3D Colour X-ray Photographs Anyone?

In short

We’ve found an interesting article in UK online publication, The Engineer, detailing the work of scientists at Manchester University who have developed a camera that can be used to take 3D colour X-ray images, in near real time, without the need for a synchrotron X-ray source.


Prof Robert Cernik and colleagues from the university’s School of Materials, claim their technology can identify chemicals and compounds such as cocaine, semtex, precious metals or radioactive materials, even when concealed in large objects. Specifically relating to healthcare, the system could be used to detect abnormal tissue types from biopsy samples, but it seems the possibilities are pretty endless.

So how does it work? Well, here’s the bit where we all need to learn a few new words. According to Prof Cernik; “Current imaging systems such as spiral CAT scanners do not use all the information contained in the X-ray beam. We can use all the wavelengths present to give a colour X-ray image in a number of different imaging geometries.

‘This method is often called hyperspectral imaging because it gives extra information about the material structure at each voxel of the 3D image.
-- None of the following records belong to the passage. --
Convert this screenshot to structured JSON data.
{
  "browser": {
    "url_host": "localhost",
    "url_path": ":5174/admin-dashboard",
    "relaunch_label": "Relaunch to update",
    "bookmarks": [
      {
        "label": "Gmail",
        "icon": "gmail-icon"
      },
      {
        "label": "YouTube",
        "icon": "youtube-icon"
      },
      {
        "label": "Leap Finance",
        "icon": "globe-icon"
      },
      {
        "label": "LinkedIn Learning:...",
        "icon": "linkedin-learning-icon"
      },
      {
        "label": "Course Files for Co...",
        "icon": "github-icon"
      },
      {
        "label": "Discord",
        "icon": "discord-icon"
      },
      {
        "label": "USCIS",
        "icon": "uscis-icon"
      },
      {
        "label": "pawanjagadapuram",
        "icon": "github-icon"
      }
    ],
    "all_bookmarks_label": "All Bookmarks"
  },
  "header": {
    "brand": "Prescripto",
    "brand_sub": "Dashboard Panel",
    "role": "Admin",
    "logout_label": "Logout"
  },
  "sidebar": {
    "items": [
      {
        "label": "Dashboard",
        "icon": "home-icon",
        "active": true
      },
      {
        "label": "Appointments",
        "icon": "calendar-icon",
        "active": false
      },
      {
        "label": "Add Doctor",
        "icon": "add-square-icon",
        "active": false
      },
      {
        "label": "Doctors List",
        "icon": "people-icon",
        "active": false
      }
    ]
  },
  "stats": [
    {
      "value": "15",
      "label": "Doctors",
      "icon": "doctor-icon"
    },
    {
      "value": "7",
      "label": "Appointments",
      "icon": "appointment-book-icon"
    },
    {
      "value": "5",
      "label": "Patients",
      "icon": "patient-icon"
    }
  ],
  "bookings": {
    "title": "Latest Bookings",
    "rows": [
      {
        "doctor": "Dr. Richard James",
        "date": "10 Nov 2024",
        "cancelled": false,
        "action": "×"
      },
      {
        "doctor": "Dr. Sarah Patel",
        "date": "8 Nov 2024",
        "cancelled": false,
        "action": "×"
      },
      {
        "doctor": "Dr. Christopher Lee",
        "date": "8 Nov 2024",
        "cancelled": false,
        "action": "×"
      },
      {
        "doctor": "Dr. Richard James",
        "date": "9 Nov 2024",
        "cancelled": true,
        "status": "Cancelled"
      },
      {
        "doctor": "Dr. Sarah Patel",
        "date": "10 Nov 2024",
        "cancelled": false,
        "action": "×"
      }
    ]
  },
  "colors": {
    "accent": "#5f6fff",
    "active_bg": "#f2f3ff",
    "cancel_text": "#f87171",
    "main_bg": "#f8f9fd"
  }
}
This extra information can be used to fingerprint the material present at each point in a 3D image.’

As well as providing more information about the object being X-rayed, this new technique is claimed to decrease the time it takes to create a 3D image. Rather than building up lots of separate images, the new system creates the image in one scanning motion that now only takes several minutes, allowing the team to claim “near real time” image generation.

The image accompanying this article shows an X-ray of a USB dongle in which the team was able to identify the different elements and components inside the dongle by analysing the energy-sensitive radiographs and fluorescence patterns. The elements or components — bromine, barium, silver, tin and zirconium — were highlighted in different colours to identify them to the system operators.
Prof Cernik is now seeking industrial partners for collaborative projects to refine the X-ray technology for each specific application, including medical imaging.
Source: Manchester University, theengineer.co.uk
Full article here